Land prices in Ireland are among the most expensive in the EU, with tillage lands in the south-east representing the highest value land sales in the country, according to data released by Eurostat.
The agency reported that last year, grassland went for around €5,500/ac and tillage ground made €12,880/ac.
Luxembourg was the country with higher priced tillage lands while both Luxembourg and Slovenia were the only ones to exceed Irish prices for grassland.
However, no up-to-date data from the Netherlands – where prices surpassed the €28,000/ac mark in 2020 - was included in this year’s figures.
The highest prices paid for permanent grassland in Ireland were paid in the south at an average of €7,200/ac paid in 2021, Eurostat’s figures show.
Permanent grassland made €6,090/ac in the east and midlands, as grass parcels in the north and west averaged out at €3,950/ac.
An acre of permanent grassland could be bought for an average of €570 in Bulgaria, the cheapest EU country for buying land in 2021.
Arable land was dearer to buy than grassland in 2021 in the majority of EU countries.
Luxembourg’s tillage average was only country-wide value to exceed Ireland’s in Eurostat’s data but again, no Dutch figures were included in the reporting on last year.
Arable land in the south of Ireland made around €13,150/ac, falling slightly to €12,720/ac in the eastern and midland region.

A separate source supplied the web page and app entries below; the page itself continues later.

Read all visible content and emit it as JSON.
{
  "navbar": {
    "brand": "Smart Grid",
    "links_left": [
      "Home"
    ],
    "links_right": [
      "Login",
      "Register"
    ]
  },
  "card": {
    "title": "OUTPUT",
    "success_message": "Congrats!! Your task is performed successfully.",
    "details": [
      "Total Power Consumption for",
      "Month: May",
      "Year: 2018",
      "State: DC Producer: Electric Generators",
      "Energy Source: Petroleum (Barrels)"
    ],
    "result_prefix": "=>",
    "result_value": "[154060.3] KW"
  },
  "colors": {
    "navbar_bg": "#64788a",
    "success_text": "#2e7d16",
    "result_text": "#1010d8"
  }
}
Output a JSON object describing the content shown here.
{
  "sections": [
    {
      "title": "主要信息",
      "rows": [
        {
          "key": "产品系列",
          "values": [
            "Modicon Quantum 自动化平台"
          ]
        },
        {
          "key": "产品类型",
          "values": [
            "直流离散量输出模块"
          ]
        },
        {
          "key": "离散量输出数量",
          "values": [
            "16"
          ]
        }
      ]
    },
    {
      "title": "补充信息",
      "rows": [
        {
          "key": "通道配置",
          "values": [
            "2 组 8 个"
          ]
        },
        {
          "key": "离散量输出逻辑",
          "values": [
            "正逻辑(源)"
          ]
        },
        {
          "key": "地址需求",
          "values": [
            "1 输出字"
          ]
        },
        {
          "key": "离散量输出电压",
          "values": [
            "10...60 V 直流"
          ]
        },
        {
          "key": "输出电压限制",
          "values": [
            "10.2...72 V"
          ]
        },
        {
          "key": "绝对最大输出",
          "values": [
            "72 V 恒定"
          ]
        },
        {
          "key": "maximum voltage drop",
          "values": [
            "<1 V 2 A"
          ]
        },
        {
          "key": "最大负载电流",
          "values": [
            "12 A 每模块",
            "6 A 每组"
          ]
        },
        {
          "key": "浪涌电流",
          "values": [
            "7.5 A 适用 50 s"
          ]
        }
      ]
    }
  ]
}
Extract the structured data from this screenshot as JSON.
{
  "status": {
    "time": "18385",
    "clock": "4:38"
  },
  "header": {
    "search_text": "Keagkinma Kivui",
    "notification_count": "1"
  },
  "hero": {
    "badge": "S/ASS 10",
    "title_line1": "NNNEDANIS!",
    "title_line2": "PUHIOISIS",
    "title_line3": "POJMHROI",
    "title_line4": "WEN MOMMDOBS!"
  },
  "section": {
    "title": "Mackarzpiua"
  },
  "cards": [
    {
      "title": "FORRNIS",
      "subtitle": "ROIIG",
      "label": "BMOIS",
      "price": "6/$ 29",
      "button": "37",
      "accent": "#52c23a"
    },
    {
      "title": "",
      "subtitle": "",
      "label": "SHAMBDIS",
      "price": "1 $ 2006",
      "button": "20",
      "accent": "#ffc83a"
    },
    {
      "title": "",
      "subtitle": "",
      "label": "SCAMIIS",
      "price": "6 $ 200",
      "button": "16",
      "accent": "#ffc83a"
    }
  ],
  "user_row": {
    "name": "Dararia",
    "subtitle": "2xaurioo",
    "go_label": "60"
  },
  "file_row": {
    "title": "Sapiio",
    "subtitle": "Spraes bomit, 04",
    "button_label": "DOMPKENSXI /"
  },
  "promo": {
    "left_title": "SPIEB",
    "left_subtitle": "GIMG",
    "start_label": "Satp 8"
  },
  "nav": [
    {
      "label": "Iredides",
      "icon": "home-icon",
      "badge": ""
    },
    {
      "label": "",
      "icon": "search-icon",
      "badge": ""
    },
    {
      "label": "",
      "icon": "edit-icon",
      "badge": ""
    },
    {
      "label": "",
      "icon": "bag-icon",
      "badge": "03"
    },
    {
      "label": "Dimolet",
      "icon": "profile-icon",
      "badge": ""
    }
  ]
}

No tillage prices were reported for the north-west.
Tillage ground were reported to have made an average of €12,880/ac here in Ireland, only being bet by some regions of Italy, Spain and Luxembourg.
Again no data was included for the Netherlands, where tillage land topped the tables in 2020 at an average of €23,600/ac back in 2020.
Parcels under tillage on the Canary Islands in Spain set buyers back an average of €48,000/ac, although far lower prices in other regions of Spain brought the national arable average back to €5,180/ac there.